Kaiser Permanente investigators wrote that their unpublished analysis shows
that "savings accrued from decreased visits and procedures were . . . sufficient
to offset the cost of implementing ThinPrep Pap testing for all routine screening
and subsequent ’reflex’ HPV testing for all ASCUS cases."
HPV triage raises psychological and social health issues as well. "What
are the implications of screening every woman in the population for HPV?" Dr.
Unger asks. Many will be found positive and will ask, Where did I get this?
Can a person be positive with a negative partner in a monogamous relationship?
"Are we going to turn cervical cytology into an STD?" Dr. Unger wonders. "Many
women don’t want to be tested for STDs," she says. "They say, ’I’m not the kind
of woman who would get an STD.’ If they think of HPV as an STD, will they stop
going for cervical cytology?
"Before we start putting out HPV test results," Dr. Unger cautions, "clinicians,
laboratorians, and patients need to be educated." She finds that some people
are desperate to talk to her about HPV infections because of inaccurate information
they have received from clinicians. "Some physicians tell patients, ’You are
HPV-positive. You are promiscuous.’ If a couple has been married for 10 years

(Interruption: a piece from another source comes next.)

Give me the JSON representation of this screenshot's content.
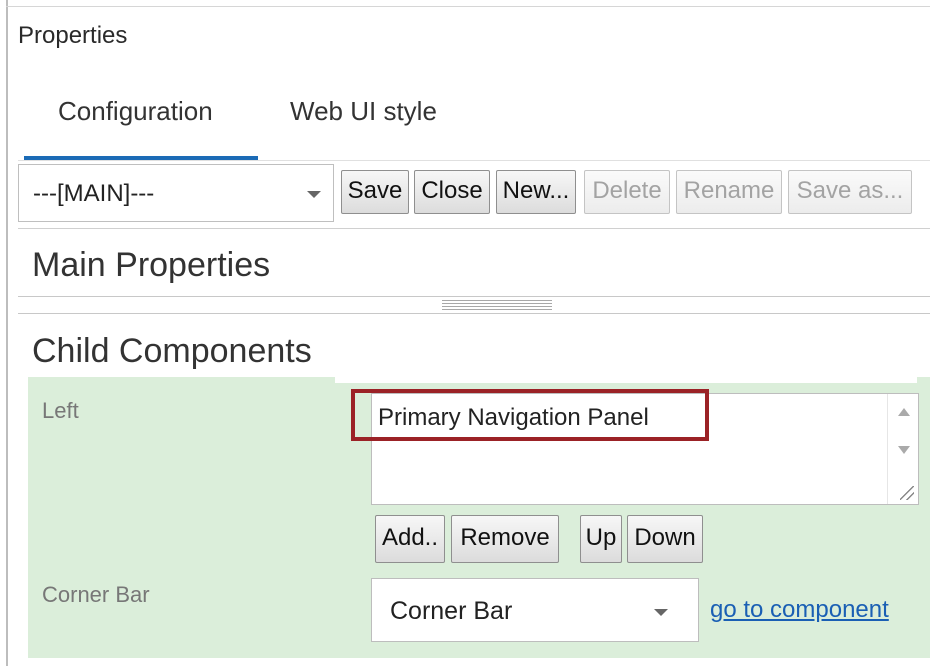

and one has positive HPV-like cytology," Dr. Unger finds, "some physicians will
say, ’You have an HPV infection and one of you must have been unfaithful.’"
"In any situation in which a woman assumes she is in a monogamous relationship,

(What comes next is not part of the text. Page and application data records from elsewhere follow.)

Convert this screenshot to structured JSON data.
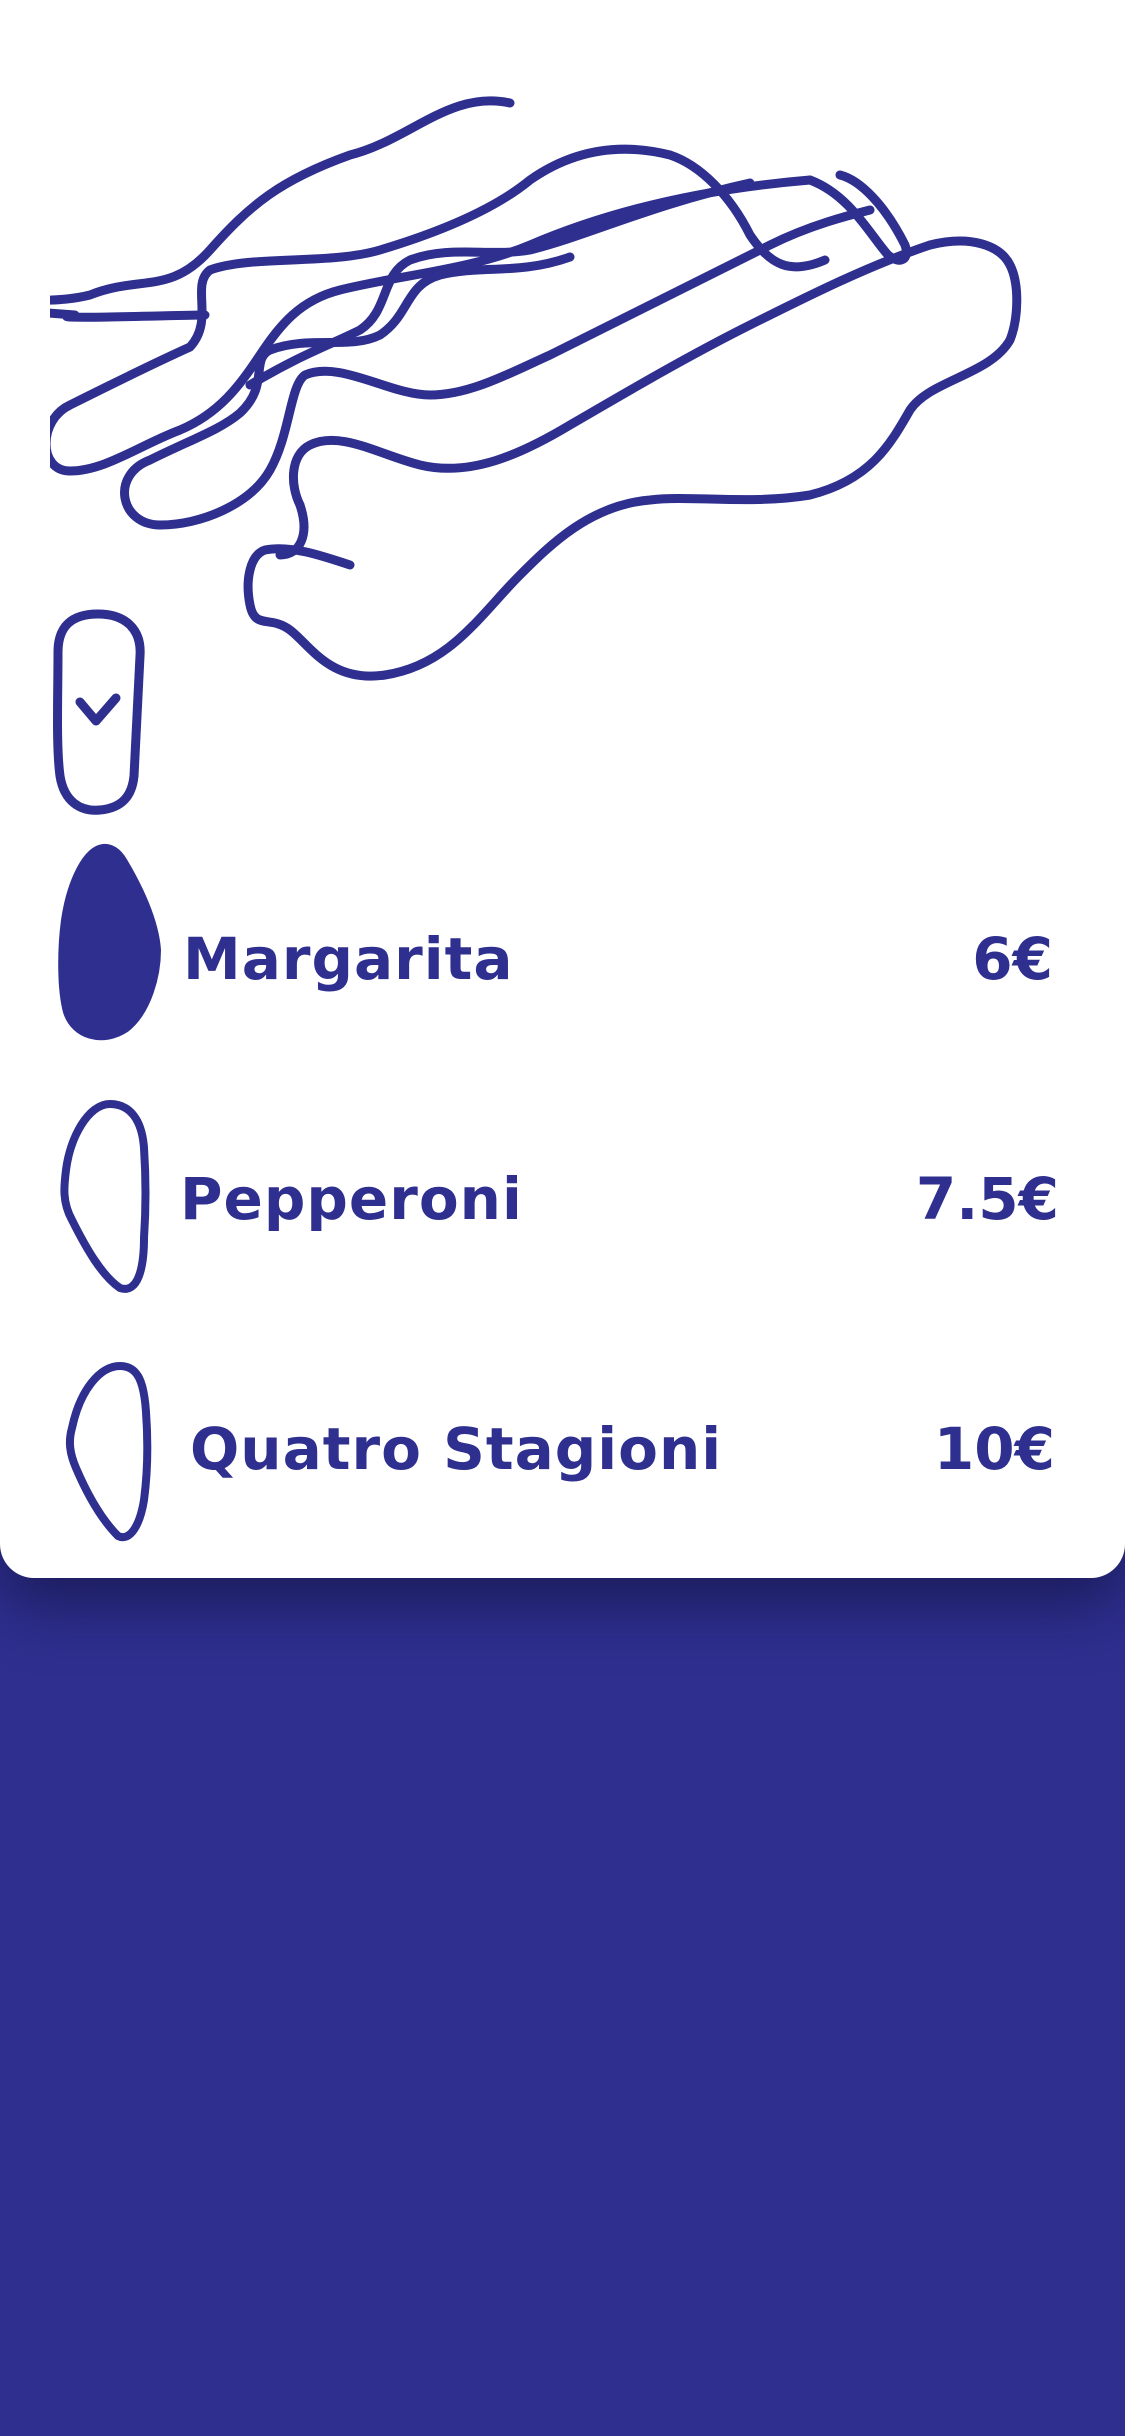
{
  "menu": {
    "items": [
      {
        "name": "Margarita",
        "price": "6€",
        "selected": true
      },
      {
        "name": "Pepperoni",
        "price": "7.5€",
        "selected": false
      },
      {
        "name": "Quatro Stagioni",
        "price": "10€",
        "selected": false
      }
    ]
  },
  "toggle": {
    "checked": true,
    "icon": "checkmark-icon"
  },
  "illustration": {
    "icon": "pizza-slice-illustration"
  },
  "colors": {
    "accent": "#2E2F8F",
    "card": "#FFFFFF"
  }
}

a positive HPV test-or LSIL or CIN1-makes her question her husband’s behavior,"
says Dr. Schiffman. Positive findings may imply an STD, but issues of latency
and re-emergence complicate the interpretation. "A positive test result does

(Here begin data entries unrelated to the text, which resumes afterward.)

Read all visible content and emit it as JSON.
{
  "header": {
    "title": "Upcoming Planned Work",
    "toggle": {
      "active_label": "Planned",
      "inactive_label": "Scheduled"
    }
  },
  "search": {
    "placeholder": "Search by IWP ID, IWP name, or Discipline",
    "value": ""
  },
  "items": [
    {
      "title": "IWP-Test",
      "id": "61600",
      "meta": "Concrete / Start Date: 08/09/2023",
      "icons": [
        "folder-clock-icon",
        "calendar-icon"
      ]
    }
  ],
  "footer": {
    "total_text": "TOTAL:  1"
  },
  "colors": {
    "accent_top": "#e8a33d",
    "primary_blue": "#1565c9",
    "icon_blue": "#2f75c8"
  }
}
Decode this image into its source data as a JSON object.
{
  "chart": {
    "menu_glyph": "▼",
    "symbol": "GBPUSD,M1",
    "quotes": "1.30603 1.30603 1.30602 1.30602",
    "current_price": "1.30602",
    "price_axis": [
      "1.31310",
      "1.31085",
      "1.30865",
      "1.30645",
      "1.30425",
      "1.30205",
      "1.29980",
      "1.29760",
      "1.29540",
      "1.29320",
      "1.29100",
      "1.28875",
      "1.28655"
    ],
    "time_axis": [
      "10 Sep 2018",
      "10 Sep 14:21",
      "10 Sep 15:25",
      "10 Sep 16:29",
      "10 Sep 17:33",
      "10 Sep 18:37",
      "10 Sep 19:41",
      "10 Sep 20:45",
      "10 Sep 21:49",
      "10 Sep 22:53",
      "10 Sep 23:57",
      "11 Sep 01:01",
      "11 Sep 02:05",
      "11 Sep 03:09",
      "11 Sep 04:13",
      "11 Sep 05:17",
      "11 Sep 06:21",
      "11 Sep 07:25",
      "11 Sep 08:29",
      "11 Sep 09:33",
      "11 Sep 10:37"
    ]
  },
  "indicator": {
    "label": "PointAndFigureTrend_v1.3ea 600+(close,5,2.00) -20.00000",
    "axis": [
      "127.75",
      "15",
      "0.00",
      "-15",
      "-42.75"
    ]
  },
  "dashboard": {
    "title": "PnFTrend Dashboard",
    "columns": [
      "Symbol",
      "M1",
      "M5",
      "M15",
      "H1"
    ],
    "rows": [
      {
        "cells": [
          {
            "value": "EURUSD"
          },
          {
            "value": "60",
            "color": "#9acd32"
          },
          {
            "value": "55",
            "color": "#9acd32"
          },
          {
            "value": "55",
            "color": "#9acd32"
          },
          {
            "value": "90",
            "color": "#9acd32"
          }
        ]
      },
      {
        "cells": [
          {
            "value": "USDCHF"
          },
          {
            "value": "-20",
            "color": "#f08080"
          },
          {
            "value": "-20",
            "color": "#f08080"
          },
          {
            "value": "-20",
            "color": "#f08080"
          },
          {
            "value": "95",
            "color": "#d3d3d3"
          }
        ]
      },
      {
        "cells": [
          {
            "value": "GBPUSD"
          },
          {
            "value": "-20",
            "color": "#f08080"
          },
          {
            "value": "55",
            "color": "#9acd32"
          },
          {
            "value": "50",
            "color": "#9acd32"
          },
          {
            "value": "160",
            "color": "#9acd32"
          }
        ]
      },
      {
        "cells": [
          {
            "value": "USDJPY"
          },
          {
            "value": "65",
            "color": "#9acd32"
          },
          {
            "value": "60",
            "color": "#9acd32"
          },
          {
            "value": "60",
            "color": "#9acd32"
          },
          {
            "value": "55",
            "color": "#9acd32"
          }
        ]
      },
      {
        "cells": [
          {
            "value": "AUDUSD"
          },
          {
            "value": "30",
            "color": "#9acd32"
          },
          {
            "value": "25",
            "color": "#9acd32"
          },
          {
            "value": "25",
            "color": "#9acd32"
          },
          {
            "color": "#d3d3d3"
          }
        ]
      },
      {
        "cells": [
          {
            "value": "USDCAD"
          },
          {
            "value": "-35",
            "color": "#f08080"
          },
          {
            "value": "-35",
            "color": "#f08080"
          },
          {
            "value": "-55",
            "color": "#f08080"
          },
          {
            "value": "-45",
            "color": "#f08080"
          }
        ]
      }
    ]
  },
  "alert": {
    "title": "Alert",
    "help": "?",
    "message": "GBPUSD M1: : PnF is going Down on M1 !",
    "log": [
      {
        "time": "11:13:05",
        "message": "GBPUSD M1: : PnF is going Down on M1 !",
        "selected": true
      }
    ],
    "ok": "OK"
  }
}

not necessarily prove something about her partner," Dr. Schiffman says. "Handling
that revolution in thought is the transition that we need to make."
"As we start to move toward a greater understanding throughout the world that
HPV is a sexually transmitted infection, we need to be convincing both men and
women that testing is not a threat," he adds. He already see hints of an I-
Anticipating wider use of HPV triage, Dr. Davey offers practical advice. "Pathologists
doing cytology and microbiologists doing HPV testing will be working together
in this situation," she notes. "If a liquid-based sample is collected, it will
first come into cytology but then be sent for HPV testing to another laboratory
or to a reference laboratory. So pathologists need to get this organized, because
with ThinPrep you have 21 days for FDA-approved HPV testing from the time of specimen
collection." Traditionally, turnaround time for Pap cytology can be a couple of
days to a couple of weeks, since it is a screening test. Laboratories may need
to change their procedures or priorities and communicate with physicians about
how to handle the vial.
Dr. Austin offers a final reminder. "I think the key is to keep the patient
as the main focus," he says. "That can be hard to do when so many financially
powerful interests, including third-party payers and proprietary manufacturing
companies, have entered the conversation."
William Check is a freelance medical writer in Wilmette, IL.